What about all of the kids who have no voice? The ones who have no viable means to communicate their most basic needs to the world around them? Who live in a state of constant frustration? What about those with no sense of danger? Those whose constant melt-downs become unmanageable and unsafe? What about those whose self-injurious behaviors become so severe as to cause permanent damage to their homes, their bodies, their brains? What about those who don’t sleep? Whose diet is limited to the three things they can tolerate? What about those who paint the walls with their own feces well into their teens? What about those who run? Who drown in nearby ponds because no one could find the child who couldn’t respond to his name? What about those who are abused by people who know they can never report their crimes?

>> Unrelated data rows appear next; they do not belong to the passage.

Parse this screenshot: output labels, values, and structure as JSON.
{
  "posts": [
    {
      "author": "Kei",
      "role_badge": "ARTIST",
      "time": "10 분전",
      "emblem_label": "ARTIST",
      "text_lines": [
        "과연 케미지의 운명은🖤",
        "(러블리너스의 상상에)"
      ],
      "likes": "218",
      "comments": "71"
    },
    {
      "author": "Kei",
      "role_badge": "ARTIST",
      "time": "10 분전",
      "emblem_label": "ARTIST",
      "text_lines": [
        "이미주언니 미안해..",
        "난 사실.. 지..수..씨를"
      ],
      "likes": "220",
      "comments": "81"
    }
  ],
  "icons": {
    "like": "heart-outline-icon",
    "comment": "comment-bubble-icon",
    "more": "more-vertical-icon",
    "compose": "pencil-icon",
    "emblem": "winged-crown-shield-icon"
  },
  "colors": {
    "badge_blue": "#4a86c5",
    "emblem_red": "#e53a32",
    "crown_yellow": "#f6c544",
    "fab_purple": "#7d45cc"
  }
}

How does the public discourse affect THEM when it turns to talk about the gifts of autism? About the happy rainbow of neurological differences? How does it affect their parents’ desperate quest for help and resources and answers when the public is being told that autism is something to be celebrated? When they live a life in which the disability looms so large as to obliterate the hope of finding something – anything – to celebrate in their autism? What does No Pity mean then?
Above all others, this has been the topic that has haunted me since my time at the White House. I’ve been turning it over again and again, worrying it between my fingers, slowly pulling its threads to see how they are woven together, to see where they come apart.
Autism is one word, but there is no one autism.
The words we use matter. Each of us, as autistic people or those who love them, serve by default as ambassadors to the outside world. In so doing, each of us shares a responsibility to the other. I believe that in order to uphold that responsibility, we must do what we can to avoid sensationalism, to stay away from hyperbole. We must work to create an understanding that autism comes in myriad forms, so radically different that often one is barely comparable to another. That its manifestations can vary so widely as to make their shared title a ludicrous farce.
I believe that no matter where we or our loved ones fall on the spectrum, we must always be cognizant of the fact that autism IS a spectrum. We ALL must think through the ramifications of our words from pole to pole before we speak for the spectrum in between.
Today, I’d change one word.
We can’t speak FOR anyone. We can only support those who speak for themselves as we concurrently do our damnedest to ensure that there’s no one left who can’t.